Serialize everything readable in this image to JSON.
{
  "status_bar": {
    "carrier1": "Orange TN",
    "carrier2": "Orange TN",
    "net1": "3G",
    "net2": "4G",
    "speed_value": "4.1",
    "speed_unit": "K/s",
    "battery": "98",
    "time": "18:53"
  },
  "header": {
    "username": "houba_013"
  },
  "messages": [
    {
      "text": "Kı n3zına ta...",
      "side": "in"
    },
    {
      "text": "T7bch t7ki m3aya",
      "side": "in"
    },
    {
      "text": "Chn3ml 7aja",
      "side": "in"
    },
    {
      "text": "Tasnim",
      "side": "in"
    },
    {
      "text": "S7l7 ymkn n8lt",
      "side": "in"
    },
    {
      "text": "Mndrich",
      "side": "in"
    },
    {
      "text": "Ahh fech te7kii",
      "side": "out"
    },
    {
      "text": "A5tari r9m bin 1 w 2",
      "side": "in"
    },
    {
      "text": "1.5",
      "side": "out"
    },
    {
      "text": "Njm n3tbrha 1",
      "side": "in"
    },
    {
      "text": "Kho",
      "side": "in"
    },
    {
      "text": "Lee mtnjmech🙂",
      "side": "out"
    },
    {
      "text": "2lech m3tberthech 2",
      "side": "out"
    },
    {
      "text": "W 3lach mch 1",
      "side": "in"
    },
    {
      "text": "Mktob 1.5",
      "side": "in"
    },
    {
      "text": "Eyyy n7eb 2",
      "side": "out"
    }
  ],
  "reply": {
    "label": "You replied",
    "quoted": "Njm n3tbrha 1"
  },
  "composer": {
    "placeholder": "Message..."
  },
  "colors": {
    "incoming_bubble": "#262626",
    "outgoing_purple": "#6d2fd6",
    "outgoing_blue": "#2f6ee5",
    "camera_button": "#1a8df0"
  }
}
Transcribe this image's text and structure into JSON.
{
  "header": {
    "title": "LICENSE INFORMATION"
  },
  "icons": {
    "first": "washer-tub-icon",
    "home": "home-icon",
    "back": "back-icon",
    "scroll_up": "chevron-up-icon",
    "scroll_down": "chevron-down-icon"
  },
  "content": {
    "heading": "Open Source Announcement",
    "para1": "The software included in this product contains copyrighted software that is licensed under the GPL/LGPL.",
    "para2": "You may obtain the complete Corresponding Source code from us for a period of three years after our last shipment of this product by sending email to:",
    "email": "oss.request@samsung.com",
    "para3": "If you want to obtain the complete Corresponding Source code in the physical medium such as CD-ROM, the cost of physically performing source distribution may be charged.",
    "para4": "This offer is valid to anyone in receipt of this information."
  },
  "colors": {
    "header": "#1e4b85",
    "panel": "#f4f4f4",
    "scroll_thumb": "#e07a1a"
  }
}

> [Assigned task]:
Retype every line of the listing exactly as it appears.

> [Result]:
Serialize everything readable in this image to JSON.
{
  "status_bar": {
    "carrier1": "Orange TN",
    "carrier2": "Orange TN",
    "net1": "3G",
    "net2": "4G",
    "speed_value": "4.1",
    "speed_unit": "K/s",
    "battery": "98",
    "time": "18:53"
  },
  "header": {
    "username": "houba_013"
  },
  "messages": [
    {
      "text": "Kı n3zına ta...",
      "side": "in"
    },
    {
      "text": "T7bch t7ki m3aya",
      "side": "in"
    },
    {
      "text": "Chn3ml 7aja",
      "side": "in"
    },
    {
      "text": "Tasnim",
      "side": "in"
    },
    {
      "text": "S7l7 ymkn n8lt",
      "side": "in"
    },
    {
      "text": "Mndrich",
      "side": "in"
    },
    {
      "text": "Ahh fech te7kii",
      "side": "out"
    },
    {
      "text": "A5tari r9m bin 1 w 2",
      "side": "in"
    },
    {
      "text": "1.5",
      "side": "out"
    },
    {
      "text": "Njm n3tbrha 1",
      "side": "in"
    },
    {
      "text": "Kho",
      "side": "in"
    },
    {
      "text": "Lee mtnjmech🙂",
      "side": "out"
    },
    {
      "text": "2lech m3tberthech 2",
      "side": "out"
    },
    {
      "text": "W 3lach mch 1",
      "side": "in"
    },
    {
      "text": "Mktob 1.5",
      "side": "in"
    },
    {
      "text": "Eyyy n7eb 2",
      "side": "out"
    }
  ],
  "reply": {
    "label": "You replied",
    "quoted": "Njm n3tbrha 1"
  },
  "composer": {
    "placeholder": "Message..."
  },
  "colors": {
    "incoming_bubble": "#262626",
    "outgoing_purple": "#6d2fd6",
    "outgoing_blue": "#2f6ee5",
    "camera_button": "#1a8df0"
  }
}
Transcribe this image's text and structure into JSON.
{
  "header": {
    "title": "LICENSE INFORMATION"
  },
  "icons": {
    "first": "washer-tub-icon",
    "home": "home-icon",
    "back": "back-icon",
    "scroll_up": "chevron-up-icon",
    "scroll_down": "chevron-down-icon"
  },
  "content": {
    "heading": "Open Source Announcement",
    "para1": "The software included in this product contains copyrighted software that is licensed under the GPL/LGPL.",
    "para2": "You may obtain the complete Corresponding Source code from us for a period of three years after our last shipment of this product by sending email to:",
    "email": "oss.request@samsung.com",
    "para3": "If you want to obtain the complete Corresponding Source code in the physical medium such as CD-ROM, the cost of physically performing source distribution may be charged.",
    "para4": "This offer is valid to anyone in receipt of this information."
  },
  "colors": {
    "header": "#1e4b85",
    "panel": "#f4f4f4",
    "scroll_thumb": "#e07a1a"
  }
}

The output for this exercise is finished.